The heart of any cruising vessel – sail or power – is in its systems. It is the systems that bring you ambiance and pleasure (and, if not done correctly, a load of frustration).
Most of what we’ve done with the FPB Series boat is based on what we’ve developed on our sailing designs. We have quiet, efficient, easily maintained systems. We are able to sit for long periods at anchor without charging the batteries. And there is sufficient redundancy to insure we don’t have to alter our plans due to maintenance problems. At the same time, we have worked hard to keep the systems – electrical, plumbing, HVAC, and drive line – as simple as possible.
There are a couple of key ingredients to all of this. The first is space and access.
If there is adequate space in which to install the systems, they go in more easily. We can then keep an eye on them on a periodic basis. Being able to inspect on a regular schedule means we are able to catch problems at an early stage – when they are simple to deal with and before they mutate into something more serious. Space also means that the systems are less costly to maintain. The photo above is taken from the starboard aft side of the FPB 83 engine room, looking forward. We have total access to all four sides, and below the engines.

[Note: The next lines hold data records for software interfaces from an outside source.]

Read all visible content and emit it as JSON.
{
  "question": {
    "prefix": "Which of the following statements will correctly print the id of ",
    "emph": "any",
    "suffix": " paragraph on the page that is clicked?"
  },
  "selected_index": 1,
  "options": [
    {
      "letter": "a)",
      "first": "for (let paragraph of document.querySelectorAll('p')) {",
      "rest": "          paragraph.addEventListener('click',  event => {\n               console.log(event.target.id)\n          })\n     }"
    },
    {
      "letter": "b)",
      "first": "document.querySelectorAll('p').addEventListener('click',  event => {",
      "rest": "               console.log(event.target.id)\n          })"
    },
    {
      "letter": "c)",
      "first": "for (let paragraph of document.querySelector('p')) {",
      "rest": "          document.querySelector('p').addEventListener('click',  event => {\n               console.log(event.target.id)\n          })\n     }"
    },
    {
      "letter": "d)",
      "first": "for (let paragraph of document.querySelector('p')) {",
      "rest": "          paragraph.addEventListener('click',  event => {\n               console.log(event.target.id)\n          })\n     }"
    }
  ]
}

The second ingredient is proper installation. We’ve learned the hard way that there is a right and wrong way to do electrical, plumbing, and mechanical work. Double hose clamps, for example, and an absolute must on anything below the waterline, pressurized plumbing, and the heating systems. We install component in such a way that it is safe from most drips and sprays. Electrical equipment is isolated in almost all cases. Double pole breakers are used on all DC circuits, and isolation transformers are used with shore power. This list could go on and on.
The photo above shows the high powered DC circuits, alternator diodes, fuses, and fuel pump control circuits. All are behind a sliding clear plastic set of panels to protect them, typical of the way things are done on our designs.
And then we come to the concept of simplicity. A simple boat is a relative term. When we first started cruising on our 50 foot (15.3m) Intermezzo, she was considered a complex boat. She had mechanical refrigeration, radar, an engine, depth sounder, and wind speed and direction instruments. There was also a small hot water heater, which ran off the engine, and a pressure water pump. Our instinct was to toss most of this stuff, including the engine, to turn this complex boat into a simple one.
Today, our definition of simple has changed considerably. Take Beowulf. She had a full suite of electronics, including two computers, a lovely diesel heater, refrigeration of course, domestic hot water, two small water makers, a combo washer drier, even a central vacuum, DC genset, inverter, and a controllable pitch propeller. And she is, relatively speaking, a simple boat. In fact, we spent a lot less time on systems related maintenance on Beowulf than we did 25 years previously on Intermezzo.
With the FPB Series we’ve got even more stuff. However, between the engine room and basement, there is plenty of space for the installation, and that the additional gear contributes to enjoyable cruising. And most important, our “to do”, after the first 25,000 miles of shake down, is very short.